Globalisation, Social Justice and Development
This course concentrates on the ways in which social change happens at the global level and explores how different societies are influenced and challenged by such changes. It provides students with key insights into the economic, political, and social implications of globalisation for social justice and development. The course considers the impacts of globalisation at the local, national, and international scale. Topics and methods are drawn from the disciplines of sociology, economics, politics, and geography. It helps students to analyse the consequences of major globalisation processes (such as the transnationalisation of policies, ideas, ideologies, and population movements) for human development and the role of powerful agents like international organisations and states underlying these processes. Students will also explore the root causes of new global risks and crises (such as global inequality, global poverty, global financial crises, conflicts, and the violation of human rights, democratic deficit, and environmental degradations) and work towards the proposition of alternatives and solutions based on a new notion of global social justice.
- Semester 1 - 2015
- Semester 1 - 2015
1. Explain major globalisation processes and global transformations
2. Develop analytical framework in order to research major social and welfare problems at the global/international level.
3. Critically analyse the effects of globalisation on economic growth, income distribution, poverty, education, health, social care, and the environment.
4. Critically evaluate welfare policies and policy reforms regarding the changing conditions at the supranational level.
5. Explain and analyse the consequences that major global crises and problems may have for social welfare at the local and national levels.
6. Compare developed and developing (Third World) societies in terms of consequences that global changes and globalisation processes may have for their social welfare.
7. Analyse global welfare inequalities (in education, health, housing, employment, democracy, etc.), in terms of their causes and consequences.
This course will critically review the mainstream theories of globalisation in terms of their ability to explain global social changes and their unprecedented challenges to human development, welfare, and rights.
The course discusses case studies from both the global North and global South in order to improve the capacity of students for analysing the social consequences of globalisation for different communities. Among the key issues examined in this course are global crises (of food, fuel, and finance), climate change, global warfare, conflicts and violence, global inequalities, immigration, health inequalities, and economic insecurity.
The course takes an interdisciplinary approach, combining perspectives from sociology, political science, welfare studies, international relations, geography, and cultural studies. Finally, by drawing upon critical interpretations of globalisation and the situated viewpoints of oppression and resistance among marginalized people, the course opens up an alternative angle towards understanding current global changes and the provision of social justice.
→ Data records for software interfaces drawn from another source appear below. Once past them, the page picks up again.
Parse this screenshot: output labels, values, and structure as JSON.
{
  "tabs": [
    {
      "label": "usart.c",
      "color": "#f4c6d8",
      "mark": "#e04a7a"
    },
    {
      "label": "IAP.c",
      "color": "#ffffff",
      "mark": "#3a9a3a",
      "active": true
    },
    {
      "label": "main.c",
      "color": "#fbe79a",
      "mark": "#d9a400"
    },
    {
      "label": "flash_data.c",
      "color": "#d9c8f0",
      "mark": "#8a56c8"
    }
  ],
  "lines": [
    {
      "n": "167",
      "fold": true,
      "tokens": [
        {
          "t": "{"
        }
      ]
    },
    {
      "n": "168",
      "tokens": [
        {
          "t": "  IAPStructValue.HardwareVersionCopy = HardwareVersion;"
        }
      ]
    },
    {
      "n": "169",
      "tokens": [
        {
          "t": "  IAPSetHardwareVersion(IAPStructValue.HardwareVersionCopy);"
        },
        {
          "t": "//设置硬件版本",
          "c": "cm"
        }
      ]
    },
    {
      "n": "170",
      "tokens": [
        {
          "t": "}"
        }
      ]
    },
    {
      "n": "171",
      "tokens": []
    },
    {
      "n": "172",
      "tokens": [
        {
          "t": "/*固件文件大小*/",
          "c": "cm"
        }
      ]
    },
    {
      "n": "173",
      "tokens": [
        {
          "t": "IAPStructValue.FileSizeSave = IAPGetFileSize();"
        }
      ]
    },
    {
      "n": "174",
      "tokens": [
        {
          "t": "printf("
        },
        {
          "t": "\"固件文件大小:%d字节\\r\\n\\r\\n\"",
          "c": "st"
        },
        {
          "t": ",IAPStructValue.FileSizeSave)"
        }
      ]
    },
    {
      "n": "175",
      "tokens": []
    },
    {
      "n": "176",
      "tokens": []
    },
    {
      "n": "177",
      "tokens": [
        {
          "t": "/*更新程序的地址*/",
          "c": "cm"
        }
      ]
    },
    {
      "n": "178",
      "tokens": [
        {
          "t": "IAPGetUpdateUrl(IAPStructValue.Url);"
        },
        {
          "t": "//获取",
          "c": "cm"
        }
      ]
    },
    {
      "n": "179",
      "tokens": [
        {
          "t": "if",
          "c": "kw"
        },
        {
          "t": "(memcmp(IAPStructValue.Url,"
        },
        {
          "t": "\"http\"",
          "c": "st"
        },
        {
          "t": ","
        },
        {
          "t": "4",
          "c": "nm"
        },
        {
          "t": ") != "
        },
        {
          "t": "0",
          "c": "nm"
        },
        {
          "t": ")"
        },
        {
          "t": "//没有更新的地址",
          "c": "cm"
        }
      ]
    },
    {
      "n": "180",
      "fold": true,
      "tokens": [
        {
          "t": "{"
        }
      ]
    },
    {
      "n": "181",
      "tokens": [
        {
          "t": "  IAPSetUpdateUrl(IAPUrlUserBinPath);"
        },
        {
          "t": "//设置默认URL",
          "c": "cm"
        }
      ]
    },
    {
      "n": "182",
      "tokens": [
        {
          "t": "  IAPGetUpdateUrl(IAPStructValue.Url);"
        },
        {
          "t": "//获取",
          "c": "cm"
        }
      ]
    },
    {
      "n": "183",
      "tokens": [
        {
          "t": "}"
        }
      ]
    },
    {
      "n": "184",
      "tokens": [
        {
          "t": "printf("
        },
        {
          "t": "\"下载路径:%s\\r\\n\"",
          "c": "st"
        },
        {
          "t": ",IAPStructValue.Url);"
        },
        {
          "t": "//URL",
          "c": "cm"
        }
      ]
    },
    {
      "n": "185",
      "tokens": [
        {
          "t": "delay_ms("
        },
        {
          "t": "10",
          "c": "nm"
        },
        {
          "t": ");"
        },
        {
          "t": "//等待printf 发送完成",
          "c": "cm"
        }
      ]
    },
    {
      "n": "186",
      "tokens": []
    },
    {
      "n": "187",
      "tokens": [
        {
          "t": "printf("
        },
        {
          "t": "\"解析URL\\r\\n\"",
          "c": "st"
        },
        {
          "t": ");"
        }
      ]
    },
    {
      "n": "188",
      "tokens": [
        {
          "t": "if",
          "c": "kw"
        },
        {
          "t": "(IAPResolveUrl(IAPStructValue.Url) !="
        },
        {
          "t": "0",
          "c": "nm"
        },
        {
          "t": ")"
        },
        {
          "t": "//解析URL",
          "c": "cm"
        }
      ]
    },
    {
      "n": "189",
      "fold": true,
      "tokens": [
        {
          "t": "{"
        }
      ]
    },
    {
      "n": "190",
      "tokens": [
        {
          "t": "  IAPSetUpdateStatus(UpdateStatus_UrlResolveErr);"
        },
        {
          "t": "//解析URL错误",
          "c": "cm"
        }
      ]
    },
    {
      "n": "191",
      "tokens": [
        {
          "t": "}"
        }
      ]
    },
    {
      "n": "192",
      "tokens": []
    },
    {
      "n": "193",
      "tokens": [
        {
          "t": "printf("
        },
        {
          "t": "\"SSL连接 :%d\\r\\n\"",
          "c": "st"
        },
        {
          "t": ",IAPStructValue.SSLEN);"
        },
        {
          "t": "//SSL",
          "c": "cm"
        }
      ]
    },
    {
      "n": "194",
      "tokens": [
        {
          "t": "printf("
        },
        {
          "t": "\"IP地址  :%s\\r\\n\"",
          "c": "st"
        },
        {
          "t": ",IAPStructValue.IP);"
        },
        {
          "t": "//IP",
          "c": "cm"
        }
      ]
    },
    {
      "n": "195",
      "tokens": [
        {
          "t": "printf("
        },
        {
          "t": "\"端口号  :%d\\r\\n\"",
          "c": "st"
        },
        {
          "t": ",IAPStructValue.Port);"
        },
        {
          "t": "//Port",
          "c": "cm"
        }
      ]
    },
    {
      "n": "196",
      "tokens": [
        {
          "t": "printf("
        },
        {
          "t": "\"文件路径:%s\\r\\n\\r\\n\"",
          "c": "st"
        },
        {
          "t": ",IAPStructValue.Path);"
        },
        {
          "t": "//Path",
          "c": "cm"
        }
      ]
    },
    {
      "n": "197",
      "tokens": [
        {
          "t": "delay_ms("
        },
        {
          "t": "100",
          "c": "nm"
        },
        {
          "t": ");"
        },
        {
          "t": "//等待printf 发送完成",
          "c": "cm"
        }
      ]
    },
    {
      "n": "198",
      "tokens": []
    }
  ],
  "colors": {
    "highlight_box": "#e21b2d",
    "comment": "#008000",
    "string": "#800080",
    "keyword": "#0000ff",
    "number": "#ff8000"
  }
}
Topics are likely to include:
- Contested meanings of globalisation: a buzzword or reality? Identifying the key issues, historical background and ideological dimensions;
- Effects of global change/globalisation: Is human welfare and development in decline?
- Globalisation theories and ideological discourses of development;
- Global capitalism, free trade and economic development;
- Welfare states and welfare democracy in the age of global uncertainties;
- Towards a global welfare regime? How to influence global change and how to deal with global problems;
- The globalisation project and its disharmonies;
- Global nexus of inequality and poverty;
- Global challenges to economic/financial security;
- Global challenges to democracy: democratic and civil rights;
- Global challenges to health and wellbeing: global health, pandemics, pathologies of globalisation;
- Global environmental challenges: climate change, pollution, population movements, resources;
- Global challenges to security, peace, and human rights: terrorism, conflicts, cultural/religious clashes, and violence;
- The future of globalisation, alternative global changes, and global justice in 21st century;
This course replaces the following course(s): SOCA3420. Students who have successfully completed SOCA3420 are not eligible to enrol in SOCA2400.
40 units of study at 1000 level
Written Assignment: Essay/Written Assignment
Presentation: Group Presentations
Ourimbah and Callaghan
Face to Face On Campus 2 hour(s) per Week for Full Term